Bill pay will give PayPal access to payments it historically hasn't been able to capture. While the take rate for billers is lower than its standard take rate for retail merchants, the cost is much lower as well. Bill payments are usually made with ACH or a debit card instead of a credit card. CFO John Rainey told analysts to focus on transaction margin instead of take rate during the buy-side analyst call after PayPal's third-quarter earnings report.
4. Budget and savings tools
PayPal could introduce budget and savings tools to its wallet in 2021. It's likely PayPal would offer those tools free to its users as such features would encourage users to store more funds in their PayPal wallets and then use those funds for transactions instead of more expensive (for PayPal) card payments.
Adding services and features users can't get with most banks will make it more likely they switch from a traditional bank to something like a PayPal Cash Plus account.
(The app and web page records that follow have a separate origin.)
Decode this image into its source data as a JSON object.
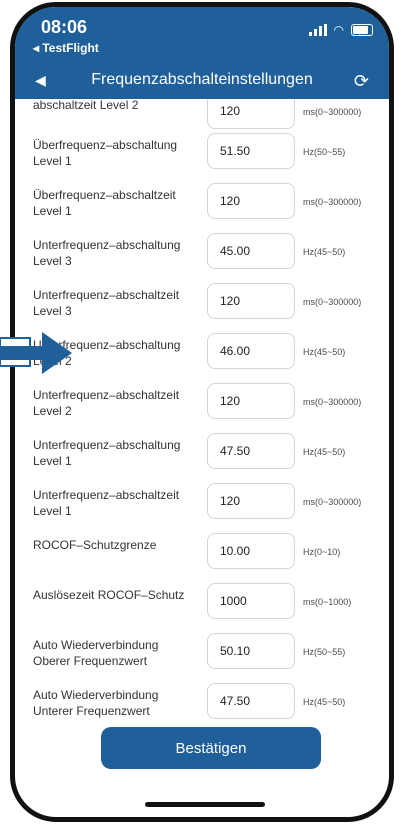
{
  "status": {
    "time": "08:06",
    "back_app": "TestFlight"
  },
  "nav": {
    "title": "Frequenzabschalteinstellungen"
  },
  "rows": [
    {
      "label": "abschaltzeit Level 2",
      "value": "120",
      "unit": "ms(0~300000)"
    },
    {
      "label": "Überfrequenz–abschaltung Level 1",
      "value": "51.50",
      "unit": "Hz(50~55)"
    },
    {
      "label": "Überfrequenz–abschaltzeit Level 1",
      "value": "120",
      "unit": "ms(0~300000)"
    },
    {
      "label": "Unterfrequenz–abschaltung Level 3",
      "value": "45.00",
      "unit": "Hz(45~50)"
    },
    {
      "label": "Unterfrequenz–abschaltzeit Level 3",
      "value": "120",
      "unit": "ms(0~300000)"
    },
    {
      "label": "Unterfrequenz–abschaltung Level 2",
      "value": "46.00",
      "unit": "Hz(45~50)"
    },
    {
      "label": "Unterfrequenz–abschaltzeit Level 2",
      "value": "120",
      "unit": "ms(0~300000)"
    },
    {
      "label": "Unterfrequenz–abschaltung Level 1",
      "value": "47.50",
      "unit": "Hz(45~50)"
    },
    {
      "label": "Unterfrequenz–abschaltzeit Level 1",
      "value": "120",
      "unit": "ms(0~300000)"
    },
    {
      "label": "ROCOF–Schutzgrenze",
      "value": "10.00",
      "unit": "Hz(0~10)"
    },
    {
      "label": "Auslösezeit ROCOF–Schutz",
      "value": "1000",
      "unit": "ms(0~1000)"
    },
    {
      "label": "Auto Wiederverbindung Oberer Frequenzwert",
      "value": "50.10",
      "unit": "Hz(50~55)"
    },
    {
      "label": "Auto Wiederverbindung Unterer Frequenzwert",
      "value": "47.50",
      "unit": "Hz(45~50)"
    }
  ],
  "confirm_label": "Bestätigen",
  "colors": {
    "accent": "#1f5f9a"
  }
}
The company can generate additional revenue from those accounts with its linked debit card and other bank-like services.
5. Honey's shopping tools
PayPal acquired Honey at the end of 2019, and Schulman had a grand vision for how Honey's shopping tools can fit into PayPal. In 2021, we'll see the early integrations of Honey with PayPal, including wish lists, price monitoring, deals, coupons, and rewards.
Notably, Schulman said he wants to offer those features both online and when shoppers use PayPal in stores. Automatically using an offer from Honey would be one more reason for people to use PayPal in stores instead of a credit card. The company has made similar progress by working with credit card companies' rewards products.
On the merchant end, Honey's integration with PayPal gives merchants the ability to target offers to specific demographics and spending profiles. And ultimately, Schulman sees Honey as being able to develop a demand curve for any product on the internet, and PayPal will help people automatically purchase it when it hits their price.
What all these new products mean for investors
PayPal is quickly evolving from an online payment solution to a financial super app. It's a strategy that's worked well for Square, which once said it wants to replace your bank, but PayPal is quickly catching up and outshining its smaller competitor.
"Each new service we launch drives incremental increases in our overall consumer lifetime value," Schulman said on the earnings call. "Consequently, I would expect that our engagement levels will increase beyond our historic run rates."
More engagement across the app means more transaction volume and more revenue for PayPal. This scale drives operating leverage, and CFO John Rainey expects modest operating margin expansion this year.